Sleep Patterns and Mortality among Elderly Patients in a Geriatric HospitalManabe K. · Matsui T. · Yamaya M. · Sato-Nakagawa T. · Okamura N. · Arai H. · Sasaki H.
Department of Geriatric and Respiratory Medicine, Tohoku University School of Medicine, Sendai, Japan
Do you have an account?
- Rent for 48h to view
- Buy Cloud Access for unlimited viewing via different devices
- Synchronizing in the ReadCube Cloud
- Printing and saving restrictions apply
Rental: USD 8.50
Cloud: USD 20.00
Background: Sleep disturbance is one of the major and unsolved problems in older people. Most of the previous sleep studies rely on self-reported documents, and memory disturbance in older people might bias sleep complaints and health status. Objective: Sleep disturbances were studied as a mortality risk. Methods: In 272 patients who were aged, infirmed and chronically institutionalized in a skilled-care geriatric hospital, the presence or absence of sleep disturbances were examined by hourly observations of patients over 2 weeks at baseline, and they were prospectively followed up for 2 years to assess mortality. Results: Mortality after 2 years was significantly higher in the nighttime insomnia, daytime sleepiness, and sleep-onset delay groups. Further, adjusted for age, gender and activities of daily living status, the presence of nighttime insomnia and sleep-onset delay remained associated with a higher risk of mortality. Conclusion: Sleep disturbance may be one of the symptoms indicating poor health or functional deficits, and be an independent risk factor for survival.
© 2000 S. Karger AG, Basel
Article / Publication Details
Copyright / Drug Dosage / DisclaimerCopyright: All rights reserved. No part of this publication may be translated into other languages, reproduced or utilized in any form or by any means, electronic or mechanical, including photocopying, recording, microcopying, or by any information storage and retrieval system, without permission in writing from the publisher.
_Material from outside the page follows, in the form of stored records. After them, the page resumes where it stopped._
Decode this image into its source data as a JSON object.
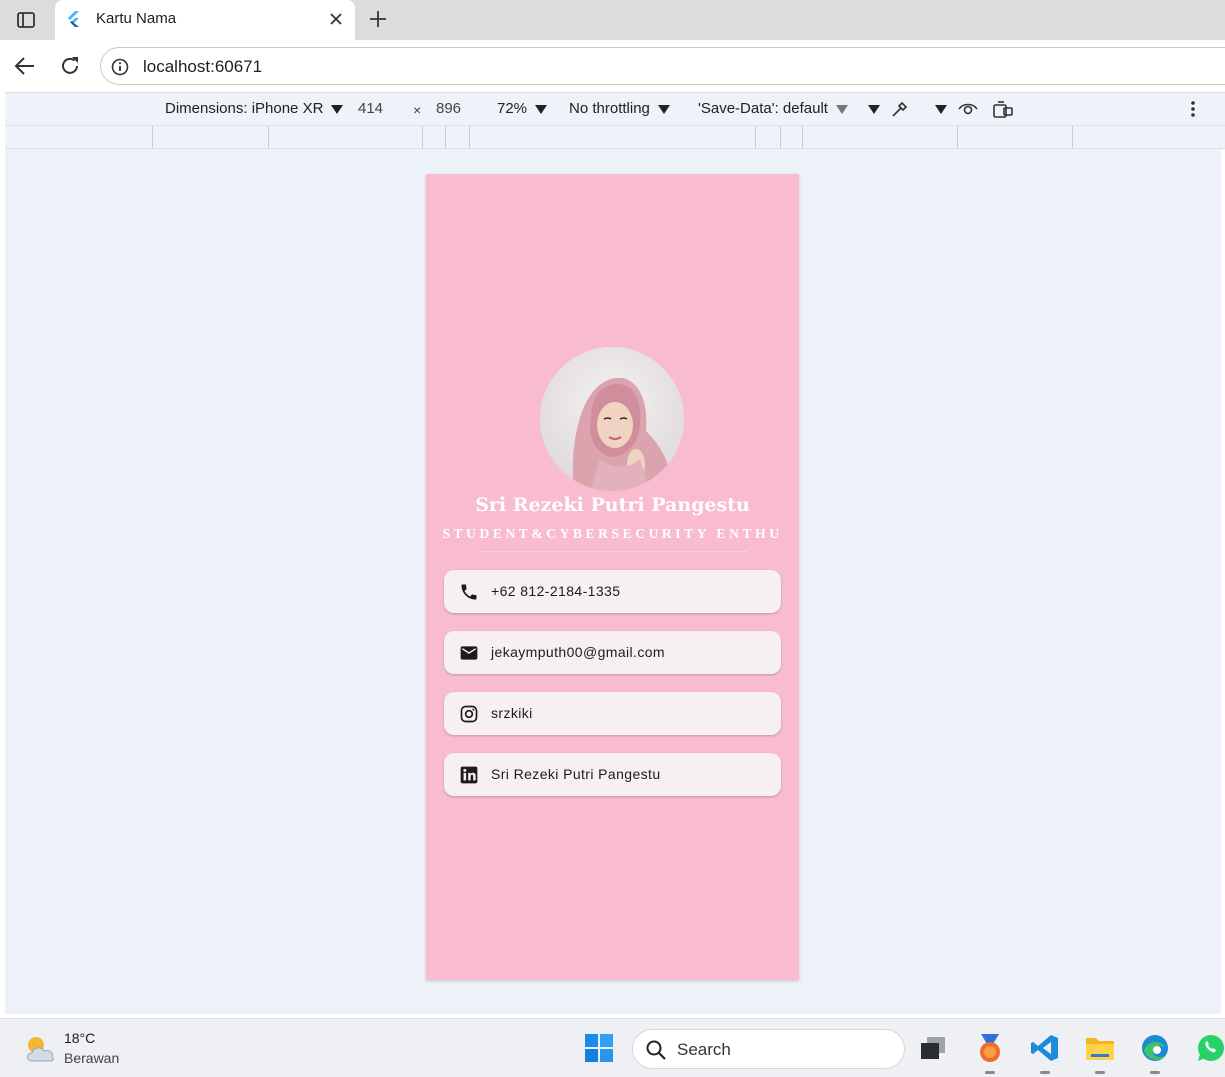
{
  "browser": {
    "tab_title": "Kartu Nama",
    "url": "localhost:60671"
  },
  "devtools": {
    "dimensions_label": "Dimensions: iPhone XR",
    "width": "414",
    "times": "×",
    "height": "896",
    "zoom": "72%",
    "throttling": "No throttling",
    "save_data": "'Save-Data': default"
  },
  "card": {
    "name": "Sri Rezeki Putri Pangestu",
    "tagline": "STUDENT&CYBERSECURITY ENTHU",
    "background": "#f8bbd0",
    "contacts": [
      {
        "icon": "phone-icon",
        "text": "+62 812-2184-1335"
      },
      {
        "icon": "email-icon",
        "text": "jekaymputh00@gmail.com"
      },
      {
        "icon": "instagram-icon",
        "text": "srzkiki"
      },
      {
        "icon": "linkedin-icon",
        "text": "Sri Rezeki Putri Pangestu"
      }
    ]
  },
  "taskbar": {
    "temperature": "18°C",
    "weather": "Berawan",
    "search_label": "Search"
  }
}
Drug Dosage: The authors and the publisher have exerted every effort to ensure that drug selection and dosage set forth in this text are in accord with current recommendations and practice at the time of publication. However, in view of ongoing research, changes in government regulations, and the constant flow of information relating to drug therapy and drug reactions, the reader is urged to check the package insert for each drug for any changes in indications and dosage and for added warnings and precautions. This is particularly important when the recommended agent is a new and/or infrequently employed drug.
Disclaimer: The statements, opinions and data contained in this publication are solely those of the individual authors and contributors and not of the publishers and the editor(s). The appearance of advertisements or/and product references in the publication is not a warranty, endorsement, or approval of the products or services advertised or of their effectiveness, quality or safety. The publisher and the editor(s) disclaim responsibility for any injury to persons or property resulting from any ideas, methods, instructions or products referred to in the content or advertisements.